EXERCISE PROMPT:
Make an exact copy of the records, leaving out the images.

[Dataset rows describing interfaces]
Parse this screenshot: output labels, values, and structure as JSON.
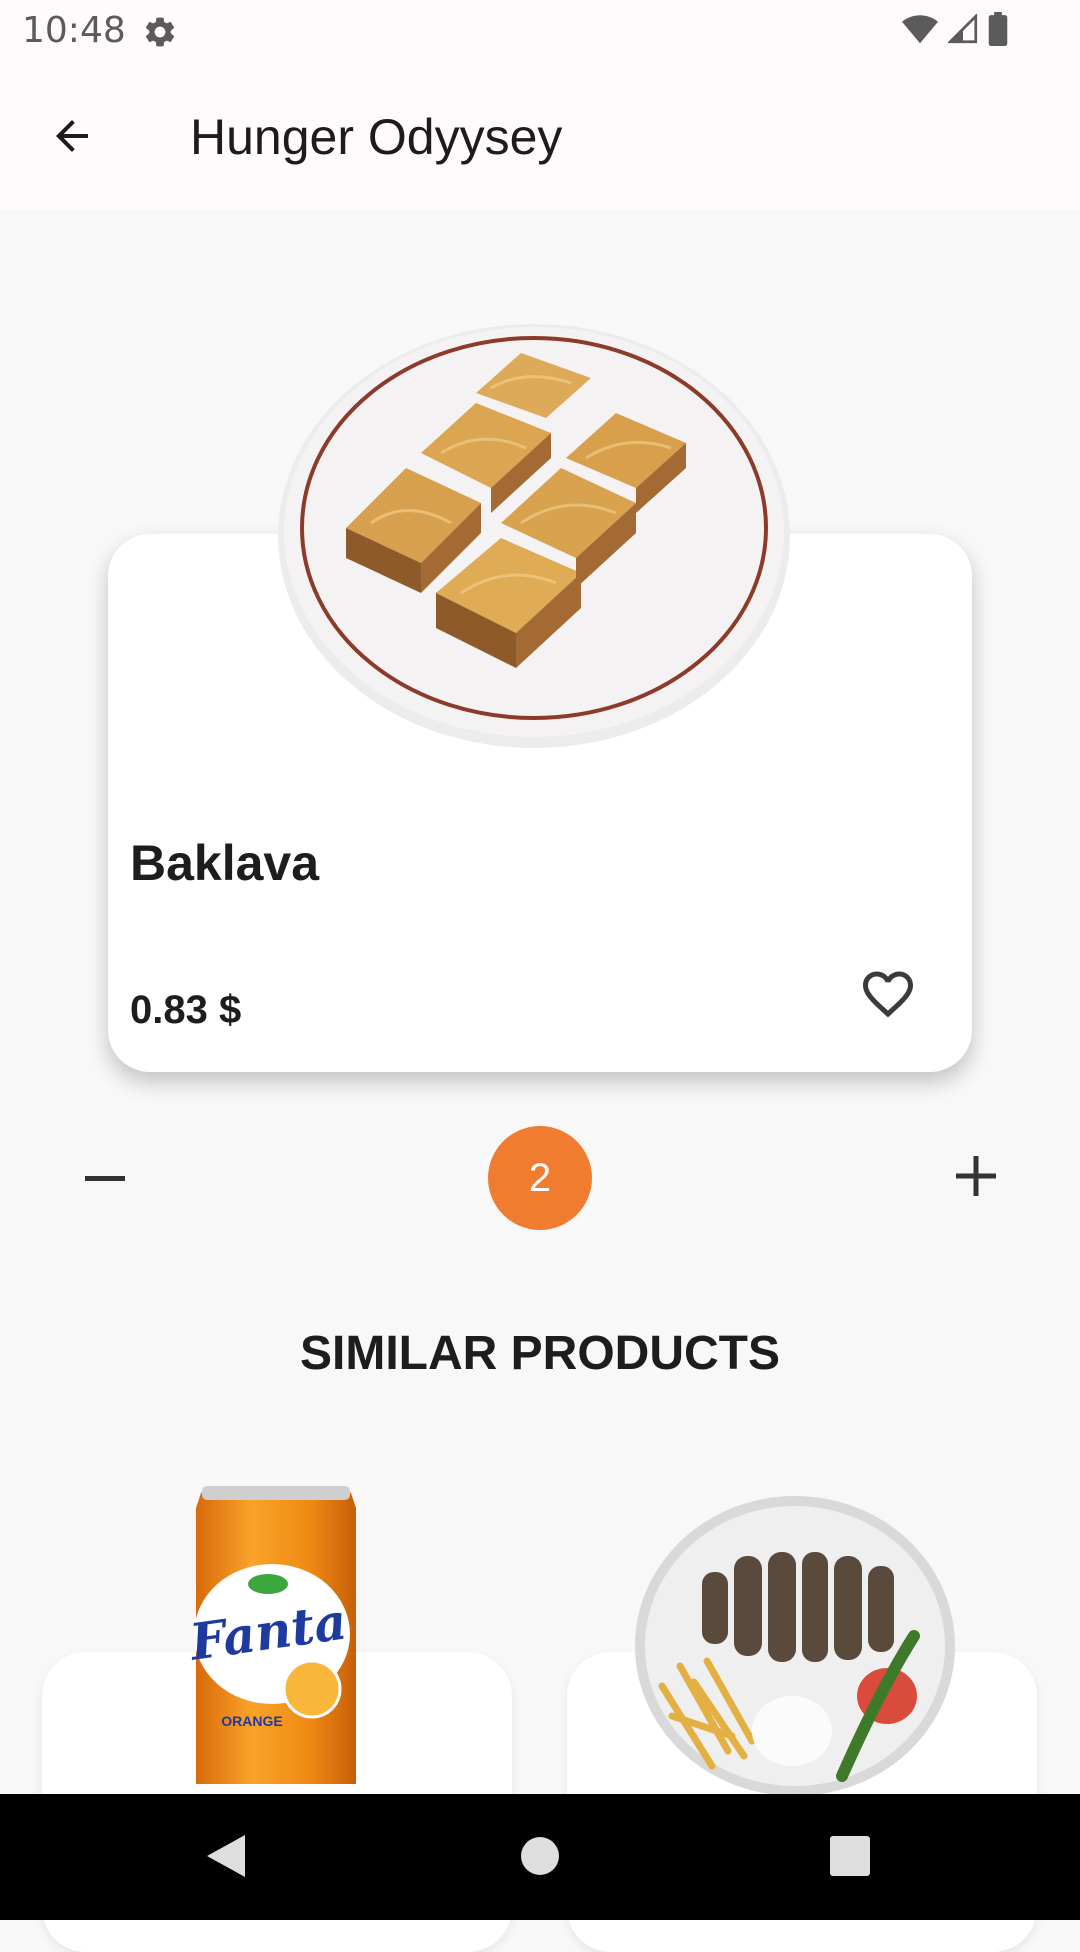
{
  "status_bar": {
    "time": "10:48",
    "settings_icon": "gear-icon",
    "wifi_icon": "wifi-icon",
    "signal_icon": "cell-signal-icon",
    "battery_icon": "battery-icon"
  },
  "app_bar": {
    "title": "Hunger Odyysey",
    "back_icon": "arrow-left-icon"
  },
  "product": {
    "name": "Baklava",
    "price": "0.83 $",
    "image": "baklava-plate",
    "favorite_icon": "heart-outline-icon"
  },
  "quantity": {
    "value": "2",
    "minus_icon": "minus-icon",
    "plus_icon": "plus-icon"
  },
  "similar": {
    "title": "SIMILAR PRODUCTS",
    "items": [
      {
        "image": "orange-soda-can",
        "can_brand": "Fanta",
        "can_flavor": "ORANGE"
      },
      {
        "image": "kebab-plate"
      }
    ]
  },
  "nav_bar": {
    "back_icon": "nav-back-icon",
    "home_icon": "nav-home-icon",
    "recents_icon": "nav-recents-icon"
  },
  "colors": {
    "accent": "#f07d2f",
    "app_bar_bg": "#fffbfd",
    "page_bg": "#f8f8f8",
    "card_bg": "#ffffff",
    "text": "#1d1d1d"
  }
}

REPLY:
Parse this screenshot: output labels, values, and structure as JSON.
{
  "status_bar": {
    "time": "10:48",
    "settings_icon": "gear-icon",
    "wifi_icon": "wifi-icon",
    "signal_icon": "cell-signal-icon",
    "battery_icon": "battery-icon"
  },
  "app_bar": {
    "title": "Hunger Odyysey",
    "back_icon": "arrow-left-icon"
  },
  "product": {
    "name": "Baklava",
    "price": "0.83 $",
    "image": "baklava-plate",
    "favorite_icon": "heart-outline-icon"
  },
  "quantity": {
    "value": "2",
    "minus_icon": "minus-icon",
    "plus_icon": "plus-icon"
  },
  "similar": {
    "title": "SIMILAR PRODUCTS",
    "items": [
      {
        "image": "orange-soda-can",
        "can_brand": "Fanta",
        "can_flavor": "ORANGE"
      },
      {
        "image": "kebab-plate"
      }
    ]
  },
  "nav_bar": {
    "back_icon": "nav-back-icon",
    "home_icon": "nav-home-icon",
    "recents_icon": "nav-recents-icon"
  },
  "colors": {
    "accent": "#f07d2f",
    "app_bar_bg": "#fffbfd",
    "page_bg": "#f8f8f8",
    "card_bg": "#ffffff",
    "text": "#1d1d1d"
  }
}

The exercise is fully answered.